Banning Order upheld by Upper Tribunal
In Jahangir Hussain v London Borough of Newham  UKUT 287 (LC) the landlord’s appeal against a banning order was dismissed.
On 6 December 2023, Upper Tribunal Judge Elizabeth Cooke dismissed an appeal against a banning order imposed by the First-tier Tribunal (Property Chamber) on 15 February 2023, taking effect for 3 years from 16 August 2023.
The novel issue in this matter was that all the convictions relied upon were spent by the time the order was made. In the FTT it was not disputed by the parties that section 7(3) of the Rehabilitation of Offenders Act 1974 allowed evidence of spent convictions if “justice cannot be done” otherwise, the dispute centering on whether that hurdle was overcome on the facts of the case, and whether a banning order should in any event be made.

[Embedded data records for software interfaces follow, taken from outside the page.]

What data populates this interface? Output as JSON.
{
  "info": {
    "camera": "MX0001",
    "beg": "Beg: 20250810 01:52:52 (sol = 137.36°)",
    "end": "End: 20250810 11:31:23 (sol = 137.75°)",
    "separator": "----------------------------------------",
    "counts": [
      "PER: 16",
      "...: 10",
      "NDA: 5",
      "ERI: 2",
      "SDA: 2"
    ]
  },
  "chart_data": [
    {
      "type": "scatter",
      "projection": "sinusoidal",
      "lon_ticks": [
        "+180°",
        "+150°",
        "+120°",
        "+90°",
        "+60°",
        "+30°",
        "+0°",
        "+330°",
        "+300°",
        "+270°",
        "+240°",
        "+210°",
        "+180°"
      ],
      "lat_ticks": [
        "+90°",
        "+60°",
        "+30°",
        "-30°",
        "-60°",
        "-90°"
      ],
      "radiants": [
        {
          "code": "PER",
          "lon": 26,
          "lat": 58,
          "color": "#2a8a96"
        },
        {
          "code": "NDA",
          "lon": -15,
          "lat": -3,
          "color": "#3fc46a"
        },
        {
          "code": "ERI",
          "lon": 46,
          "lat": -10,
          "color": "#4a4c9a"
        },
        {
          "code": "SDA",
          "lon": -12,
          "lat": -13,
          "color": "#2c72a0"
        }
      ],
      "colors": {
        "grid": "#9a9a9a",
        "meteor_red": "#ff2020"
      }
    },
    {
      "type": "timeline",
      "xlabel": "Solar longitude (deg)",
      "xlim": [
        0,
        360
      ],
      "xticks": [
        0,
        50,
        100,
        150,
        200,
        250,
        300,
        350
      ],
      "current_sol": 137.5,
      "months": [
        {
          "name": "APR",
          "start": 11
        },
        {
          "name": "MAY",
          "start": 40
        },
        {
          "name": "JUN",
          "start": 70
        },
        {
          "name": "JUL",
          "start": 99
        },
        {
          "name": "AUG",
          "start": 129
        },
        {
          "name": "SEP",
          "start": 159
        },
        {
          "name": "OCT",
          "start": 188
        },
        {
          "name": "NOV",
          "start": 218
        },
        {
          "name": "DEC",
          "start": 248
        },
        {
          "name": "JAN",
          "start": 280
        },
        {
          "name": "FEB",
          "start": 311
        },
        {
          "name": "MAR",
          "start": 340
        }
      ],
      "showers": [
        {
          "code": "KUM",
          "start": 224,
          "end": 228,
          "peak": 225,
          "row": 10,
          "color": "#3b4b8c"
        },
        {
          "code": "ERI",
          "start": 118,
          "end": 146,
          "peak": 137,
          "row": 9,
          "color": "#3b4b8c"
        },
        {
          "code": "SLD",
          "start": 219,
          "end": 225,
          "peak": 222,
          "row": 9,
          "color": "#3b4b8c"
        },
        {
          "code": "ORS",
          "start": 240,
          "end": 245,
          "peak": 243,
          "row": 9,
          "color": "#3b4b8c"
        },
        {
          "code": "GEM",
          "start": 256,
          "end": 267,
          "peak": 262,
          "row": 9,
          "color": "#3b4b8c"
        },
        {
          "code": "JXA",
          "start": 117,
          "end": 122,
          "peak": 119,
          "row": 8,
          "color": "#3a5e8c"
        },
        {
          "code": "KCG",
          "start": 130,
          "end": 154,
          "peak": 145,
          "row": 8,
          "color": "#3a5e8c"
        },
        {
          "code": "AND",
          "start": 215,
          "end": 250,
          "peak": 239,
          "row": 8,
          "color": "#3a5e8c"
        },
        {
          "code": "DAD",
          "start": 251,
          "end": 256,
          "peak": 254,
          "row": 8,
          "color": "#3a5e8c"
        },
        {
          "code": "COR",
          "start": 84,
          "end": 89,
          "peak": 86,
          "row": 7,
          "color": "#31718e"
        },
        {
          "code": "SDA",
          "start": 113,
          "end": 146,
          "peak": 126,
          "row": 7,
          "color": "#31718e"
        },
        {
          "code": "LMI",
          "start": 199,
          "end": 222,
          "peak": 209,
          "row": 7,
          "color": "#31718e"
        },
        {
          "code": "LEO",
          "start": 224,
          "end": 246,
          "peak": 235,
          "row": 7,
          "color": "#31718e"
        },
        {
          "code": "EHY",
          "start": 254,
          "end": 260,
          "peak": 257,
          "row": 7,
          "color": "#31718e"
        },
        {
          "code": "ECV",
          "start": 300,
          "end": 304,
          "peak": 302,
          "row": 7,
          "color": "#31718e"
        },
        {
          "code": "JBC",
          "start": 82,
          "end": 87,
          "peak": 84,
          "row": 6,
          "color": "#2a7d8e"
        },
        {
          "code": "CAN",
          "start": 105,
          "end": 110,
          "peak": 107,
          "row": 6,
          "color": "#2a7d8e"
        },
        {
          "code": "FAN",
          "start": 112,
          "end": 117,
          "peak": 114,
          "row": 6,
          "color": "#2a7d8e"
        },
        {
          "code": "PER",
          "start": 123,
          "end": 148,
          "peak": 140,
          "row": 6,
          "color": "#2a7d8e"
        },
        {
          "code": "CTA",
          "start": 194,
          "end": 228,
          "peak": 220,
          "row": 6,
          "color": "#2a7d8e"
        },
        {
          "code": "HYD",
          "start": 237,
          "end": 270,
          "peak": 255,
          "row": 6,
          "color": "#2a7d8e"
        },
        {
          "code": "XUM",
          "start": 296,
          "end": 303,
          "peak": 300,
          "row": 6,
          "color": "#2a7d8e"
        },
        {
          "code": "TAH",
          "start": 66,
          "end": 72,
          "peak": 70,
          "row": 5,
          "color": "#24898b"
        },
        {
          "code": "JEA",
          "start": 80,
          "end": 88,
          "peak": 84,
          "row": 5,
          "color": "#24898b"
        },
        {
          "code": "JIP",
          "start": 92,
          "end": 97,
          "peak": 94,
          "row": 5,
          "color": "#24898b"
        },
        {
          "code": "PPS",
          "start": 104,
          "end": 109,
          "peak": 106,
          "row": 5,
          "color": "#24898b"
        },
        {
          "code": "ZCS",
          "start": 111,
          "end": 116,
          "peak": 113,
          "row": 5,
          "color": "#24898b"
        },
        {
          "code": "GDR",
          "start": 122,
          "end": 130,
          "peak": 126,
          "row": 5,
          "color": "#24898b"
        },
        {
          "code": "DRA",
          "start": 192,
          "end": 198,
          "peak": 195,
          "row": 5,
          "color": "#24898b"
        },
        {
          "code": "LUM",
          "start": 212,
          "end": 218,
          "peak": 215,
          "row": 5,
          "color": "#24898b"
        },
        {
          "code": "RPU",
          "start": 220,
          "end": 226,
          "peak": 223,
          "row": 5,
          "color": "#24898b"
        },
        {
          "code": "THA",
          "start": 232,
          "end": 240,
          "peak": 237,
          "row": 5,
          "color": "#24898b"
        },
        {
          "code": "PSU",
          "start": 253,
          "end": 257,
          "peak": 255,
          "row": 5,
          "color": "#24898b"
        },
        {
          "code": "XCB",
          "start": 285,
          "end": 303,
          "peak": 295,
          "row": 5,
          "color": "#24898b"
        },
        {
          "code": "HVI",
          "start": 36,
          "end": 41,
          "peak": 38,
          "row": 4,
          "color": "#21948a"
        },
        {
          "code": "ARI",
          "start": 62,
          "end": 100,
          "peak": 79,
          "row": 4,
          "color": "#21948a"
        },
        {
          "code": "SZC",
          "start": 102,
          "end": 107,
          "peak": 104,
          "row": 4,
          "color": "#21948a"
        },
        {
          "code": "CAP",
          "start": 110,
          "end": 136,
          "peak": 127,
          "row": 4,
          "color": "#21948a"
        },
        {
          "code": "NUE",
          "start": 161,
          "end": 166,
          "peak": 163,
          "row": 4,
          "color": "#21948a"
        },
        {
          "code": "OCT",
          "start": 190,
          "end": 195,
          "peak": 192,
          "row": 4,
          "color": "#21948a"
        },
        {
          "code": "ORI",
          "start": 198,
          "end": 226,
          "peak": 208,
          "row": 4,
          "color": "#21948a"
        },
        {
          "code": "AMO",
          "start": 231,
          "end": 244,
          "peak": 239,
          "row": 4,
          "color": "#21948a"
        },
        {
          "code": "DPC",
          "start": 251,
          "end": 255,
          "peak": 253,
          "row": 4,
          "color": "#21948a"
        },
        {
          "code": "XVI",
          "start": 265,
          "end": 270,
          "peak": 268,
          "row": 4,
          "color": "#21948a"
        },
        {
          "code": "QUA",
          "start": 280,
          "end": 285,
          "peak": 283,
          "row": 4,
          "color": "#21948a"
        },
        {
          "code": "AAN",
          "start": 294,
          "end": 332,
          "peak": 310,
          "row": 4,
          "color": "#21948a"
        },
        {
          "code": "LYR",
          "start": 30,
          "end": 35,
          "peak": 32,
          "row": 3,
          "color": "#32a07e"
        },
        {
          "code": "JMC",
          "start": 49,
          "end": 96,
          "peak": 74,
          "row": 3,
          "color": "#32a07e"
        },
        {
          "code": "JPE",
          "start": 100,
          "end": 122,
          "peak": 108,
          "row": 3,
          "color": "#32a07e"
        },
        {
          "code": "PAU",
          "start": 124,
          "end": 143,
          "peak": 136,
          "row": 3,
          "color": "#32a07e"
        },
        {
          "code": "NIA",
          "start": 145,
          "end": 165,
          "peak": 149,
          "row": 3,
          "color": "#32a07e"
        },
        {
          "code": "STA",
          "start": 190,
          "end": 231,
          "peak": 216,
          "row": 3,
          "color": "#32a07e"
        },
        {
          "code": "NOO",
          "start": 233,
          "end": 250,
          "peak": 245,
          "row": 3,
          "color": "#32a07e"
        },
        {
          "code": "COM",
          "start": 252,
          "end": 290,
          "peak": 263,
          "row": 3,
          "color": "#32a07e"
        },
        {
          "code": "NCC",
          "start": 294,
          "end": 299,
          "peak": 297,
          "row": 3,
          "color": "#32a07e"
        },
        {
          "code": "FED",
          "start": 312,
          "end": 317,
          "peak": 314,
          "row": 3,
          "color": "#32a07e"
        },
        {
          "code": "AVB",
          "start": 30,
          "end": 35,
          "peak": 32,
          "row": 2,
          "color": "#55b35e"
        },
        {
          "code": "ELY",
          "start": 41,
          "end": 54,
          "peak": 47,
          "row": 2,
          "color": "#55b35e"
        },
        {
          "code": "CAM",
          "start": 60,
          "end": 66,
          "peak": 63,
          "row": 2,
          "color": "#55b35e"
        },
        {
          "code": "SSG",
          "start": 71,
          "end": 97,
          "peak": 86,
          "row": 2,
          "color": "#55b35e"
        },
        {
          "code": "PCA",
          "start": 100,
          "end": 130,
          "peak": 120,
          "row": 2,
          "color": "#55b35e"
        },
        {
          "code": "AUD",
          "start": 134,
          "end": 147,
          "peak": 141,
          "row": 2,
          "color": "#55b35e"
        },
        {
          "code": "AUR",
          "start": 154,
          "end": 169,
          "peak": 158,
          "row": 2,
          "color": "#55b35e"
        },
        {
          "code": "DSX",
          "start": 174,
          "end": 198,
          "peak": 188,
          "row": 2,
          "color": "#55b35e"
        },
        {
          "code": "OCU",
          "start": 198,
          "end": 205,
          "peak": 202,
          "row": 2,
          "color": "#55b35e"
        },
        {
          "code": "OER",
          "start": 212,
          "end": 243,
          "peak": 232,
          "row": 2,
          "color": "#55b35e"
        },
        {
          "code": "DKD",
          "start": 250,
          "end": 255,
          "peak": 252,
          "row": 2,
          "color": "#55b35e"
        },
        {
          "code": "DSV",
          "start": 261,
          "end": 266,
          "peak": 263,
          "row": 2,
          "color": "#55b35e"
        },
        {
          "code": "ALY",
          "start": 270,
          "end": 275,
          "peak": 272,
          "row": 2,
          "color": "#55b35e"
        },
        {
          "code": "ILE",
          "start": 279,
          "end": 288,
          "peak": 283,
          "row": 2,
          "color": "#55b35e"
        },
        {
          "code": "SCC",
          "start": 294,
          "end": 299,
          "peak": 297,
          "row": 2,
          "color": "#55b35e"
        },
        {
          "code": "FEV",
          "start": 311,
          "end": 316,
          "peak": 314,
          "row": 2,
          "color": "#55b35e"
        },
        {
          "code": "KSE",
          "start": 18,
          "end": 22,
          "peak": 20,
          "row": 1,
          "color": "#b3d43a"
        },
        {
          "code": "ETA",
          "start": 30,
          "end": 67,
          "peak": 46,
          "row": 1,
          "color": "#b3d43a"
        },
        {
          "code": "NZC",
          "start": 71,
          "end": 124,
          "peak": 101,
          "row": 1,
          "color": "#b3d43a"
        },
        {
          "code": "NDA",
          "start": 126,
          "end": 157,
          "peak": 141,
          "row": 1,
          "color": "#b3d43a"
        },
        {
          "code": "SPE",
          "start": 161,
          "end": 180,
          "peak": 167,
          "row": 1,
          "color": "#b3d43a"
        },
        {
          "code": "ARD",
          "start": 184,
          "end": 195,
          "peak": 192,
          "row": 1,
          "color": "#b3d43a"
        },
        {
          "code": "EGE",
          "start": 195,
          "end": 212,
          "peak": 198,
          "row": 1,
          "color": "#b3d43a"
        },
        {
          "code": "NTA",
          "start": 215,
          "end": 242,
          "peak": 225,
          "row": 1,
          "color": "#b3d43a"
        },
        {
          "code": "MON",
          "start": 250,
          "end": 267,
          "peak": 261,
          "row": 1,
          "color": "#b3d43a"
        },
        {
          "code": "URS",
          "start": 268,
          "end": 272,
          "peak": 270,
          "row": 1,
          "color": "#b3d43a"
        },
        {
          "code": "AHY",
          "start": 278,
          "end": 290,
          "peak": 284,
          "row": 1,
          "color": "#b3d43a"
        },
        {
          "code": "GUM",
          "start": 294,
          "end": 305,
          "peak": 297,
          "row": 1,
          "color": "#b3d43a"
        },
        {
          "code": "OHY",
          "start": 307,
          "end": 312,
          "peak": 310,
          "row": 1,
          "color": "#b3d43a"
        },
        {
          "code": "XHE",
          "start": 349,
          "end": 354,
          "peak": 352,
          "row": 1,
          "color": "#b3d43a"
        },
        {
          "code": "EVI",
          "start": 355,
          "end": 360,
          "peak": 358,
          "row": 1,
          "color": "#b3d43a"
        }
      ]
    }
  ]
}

By the time of the landlord’s appeal his position had changed. His primary argument on appeal was that for the purposes of sections 15 and 16 of the Housing and Planning Act 2006 – which deal with the application and notice of intended proceedings and making of the banning order – the references to “has been convicted of a banning order offence” should be interpreted so that this only concerned “live” and not spent convictions. In particular it was said that:
- The non-statutory guidance at 3.4 supported this interpretation when it said that “a spent conviction should not be taken into account when determining whether to apply for and/or make a banning order”;
- Section 20 of the 2006 Act, which allows for the revocation or varying of a banning order once made, including if the convictions relied upon have subsequently become spent. This, it was said, suggested that Parliament could not have intended an order to be made solely on the basis of a spent conviction(s).
This was rejected by the Upper Tribunal Judge who found that the Guidance was not a tool of construction and if anything, the wording suggested the opposite to which the landlord sought to argue. As for the section 20 argument, this fared no better:
“34. Nor does section 20. I agree with Mr Lane’s observation that section 20 shows that Parliament had spent convictions in mind. It could easily have provided expressly in sections 15(1) and 16(1) that only unspent convictions were relevant but it chose not to do so. And the availability of an application for revocation or variation under section 20 does not generate any unfairness for the reason Mr Lane gave.”
The second ground, which argued that it was irrational for the FTT to have concluded that justice could not be done without admitting the evidence of the spent convictions, was similarly rejected.
Andy and Dean were instructed by Asifa Butt on behalf of oneSource and the lead officer for the London Borough of Newham was Julie Cannard, a Team Leader in Private Sector Housing Standards.
About the barristers
Andy Lane’s practice focuses on social housing, local government and public law, and he works primarily for local authorities and housing associations. He is consistently ranked in the top band of leading juniors in social housing in Chambers and Partners and The Legal 500.
Dean Underwood is marked out by the legal directories as a leading junior in landlord and tenant, property, public and administrative law, and has a particular expertise in housing and related administrative law.